*EXERCISE OBJECTIVE*:
Please copy each line of the records below that includes the word "username".

════════

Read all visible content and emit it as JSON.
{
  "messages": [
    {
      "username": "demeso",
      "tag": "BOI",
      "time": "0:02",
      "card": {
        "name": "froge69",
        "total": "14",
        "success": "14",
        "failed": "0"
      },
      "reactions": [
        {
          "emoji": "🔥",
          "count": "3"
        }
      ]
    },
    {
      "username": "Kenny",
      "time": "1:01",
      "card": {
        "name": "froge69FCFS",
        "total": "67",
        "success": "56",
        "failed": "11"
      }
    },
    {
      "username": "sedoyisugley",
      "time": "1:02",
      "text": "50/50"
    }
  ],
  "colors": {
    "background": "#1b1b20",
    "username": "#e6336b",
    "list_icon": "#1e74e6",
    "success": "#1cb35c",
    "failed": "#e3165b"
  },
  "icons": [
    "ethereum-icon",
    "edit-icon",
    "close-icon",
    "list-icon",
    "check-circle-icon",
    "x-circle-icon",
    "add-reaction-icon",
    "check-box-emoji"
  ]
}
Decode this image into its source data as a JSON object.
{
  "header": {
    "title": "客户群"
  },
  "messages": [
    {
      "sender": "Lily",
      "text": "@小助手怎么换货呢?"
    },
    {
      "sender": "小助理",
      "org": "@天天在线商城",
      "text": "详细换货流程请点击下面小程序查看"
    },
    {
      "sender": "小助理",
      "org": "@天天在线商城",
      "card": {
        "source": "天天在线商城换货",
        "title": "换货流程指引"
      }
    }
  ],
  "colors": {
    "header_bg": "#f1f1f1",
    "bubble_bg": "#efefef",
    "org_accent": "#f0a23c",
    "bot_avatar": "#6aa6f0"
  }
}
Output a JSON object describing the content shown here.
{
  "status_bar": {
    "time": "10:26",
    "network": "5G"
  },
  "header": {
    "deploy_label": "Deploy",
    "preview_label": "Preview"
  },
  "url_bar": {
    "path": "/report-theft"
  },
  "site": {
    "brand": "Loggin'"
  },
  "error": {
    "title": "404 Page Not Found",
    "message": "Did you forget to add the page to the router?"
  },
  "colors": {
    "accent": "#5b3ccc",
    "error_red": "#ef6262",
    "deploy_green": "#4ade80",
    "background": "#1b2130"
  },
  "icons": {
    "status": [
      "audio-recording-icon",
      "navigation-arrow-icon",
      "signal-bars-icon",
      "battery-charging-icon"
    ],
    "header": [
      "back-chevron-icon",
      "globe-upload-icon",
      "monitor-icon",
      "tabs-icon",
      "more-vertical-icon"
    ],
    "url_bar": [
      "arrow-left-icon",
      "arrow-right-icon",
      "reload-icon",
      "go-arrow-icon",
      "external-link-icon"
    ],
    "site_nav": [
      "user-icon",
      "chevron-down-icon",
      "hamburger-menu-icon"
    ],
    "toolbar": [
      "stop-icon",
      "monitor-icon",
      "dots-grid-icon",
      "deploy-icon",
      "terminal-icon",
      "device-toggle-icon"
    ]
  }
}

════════

*OUTPUT*:
      "username": "demeso",
      "username": "Kenny",
      "username": "sedoyisugley",
    "username": "#e6336b",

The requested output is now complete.